A welcome development for animal lovers and animal welfare advocates.
The National Parks Board (NParks) launched a public consultation for the general public to express their views on how to raise standards in the pet sector.
Launched Saturday (Oct 26), the consultation will go for more than two months, until December 26, via an online survey and through roving expeditions.
Participants will include representatives from pet businesses such as breeders, boarders and pet shops, animal welfare groups, veterinary professionals and academics.
Since August, NParks has conducted focus group discussions with various stakeholders in the sector on how to improve pet traceability and discussed ways on raising the standards of breeders and boarders in order to safeguard animal health and welfare.
Discussions also focused on enhancing guidelines to ensure animal health and welfare, certification and training for staff and measures to deter errant breeders and boarders.
Also during the discussions, participants recommended that measures are introduced to encourage more pet owners to license their dogs and to have a common registry to motivate people to microchip their pet cats and dogs.
“Based on initial input from these stakeholders, NParks is now gathering views from the public through the consultation,” it said.
NParks will be collating the input from the public consultation and focus group sessions, and these will be shared early next year and will be used to “shape pet-related policies underpinned by science.”
The public is encouraged to actively share their views so that with their help, animal health and welfare will be promoted while safeguarding public health.
Members of the public can express their views through an online survey at www.go.gov.sg/petreview on the Animal and Veterinary Service’s website.
Measures in place but more can be done
In 2013, the Government-commissioned Animal Welfare Legislative Review Committee recommended wide-ranging measures – both legislative and industry-led – to improve the lives of pets in Singapore.There have been signs of progress.
Pilot programmes to get stray dogs and cats adopted in Housing Board flats started on a positive note, a national adoption centre was in the drawing board and the Agri-Food and Veterinary Authority (AVA) begun re-homing some stray dogs.
Minister for Foreign Affairs and Law K.Shanmugam and Acting Manpower Minister Tan Chuan-Jin have also been visible in championing greater animal protection.
Welfare groups say problems of irresponsible ownership, animal abandonment, the large stray dog population and re-homing policies are all associated, and that the AVA should focus on the root causes rather than depend solely on culling.
Their list of policies include — 1) a concerted effort to sterilise the 8,000-strong stray dog population, 2) for HDB to relax its ban on medium and large dogs in flats and 3) mandatory training for all prospective pet buyers.
Strong will and a compassionate society is what is needed to enforce and realize the ideas that will be expressed in the consultation.
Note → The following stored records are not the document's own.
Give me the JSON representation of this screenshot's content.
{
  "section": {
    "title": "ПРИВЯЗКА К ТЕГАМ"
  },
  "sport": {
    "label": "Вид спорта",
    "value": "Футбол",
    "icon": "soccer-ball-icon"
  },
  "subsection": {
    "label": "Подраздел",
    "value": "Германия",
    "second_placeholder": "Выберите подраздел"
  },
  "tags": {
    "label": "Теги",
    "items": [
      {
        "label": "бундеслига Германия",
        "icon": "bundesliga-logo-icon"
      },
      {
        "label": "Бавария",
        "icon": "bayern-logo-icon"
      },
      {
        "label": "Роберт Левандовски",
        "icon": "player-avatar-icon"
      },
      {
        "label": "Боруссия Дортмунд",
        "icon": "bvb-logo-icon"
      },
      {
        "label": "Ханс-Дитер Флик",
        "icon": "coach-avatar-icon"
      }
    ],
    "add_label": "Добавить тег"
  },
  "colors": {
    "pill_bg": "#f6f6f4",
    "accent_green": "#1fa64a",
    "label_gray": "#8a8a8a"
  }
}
If the will is weak and Singaporeans will continue to adopt the “easy way out” methods, animal cruelty will always be a part of the Lion City’s way of life.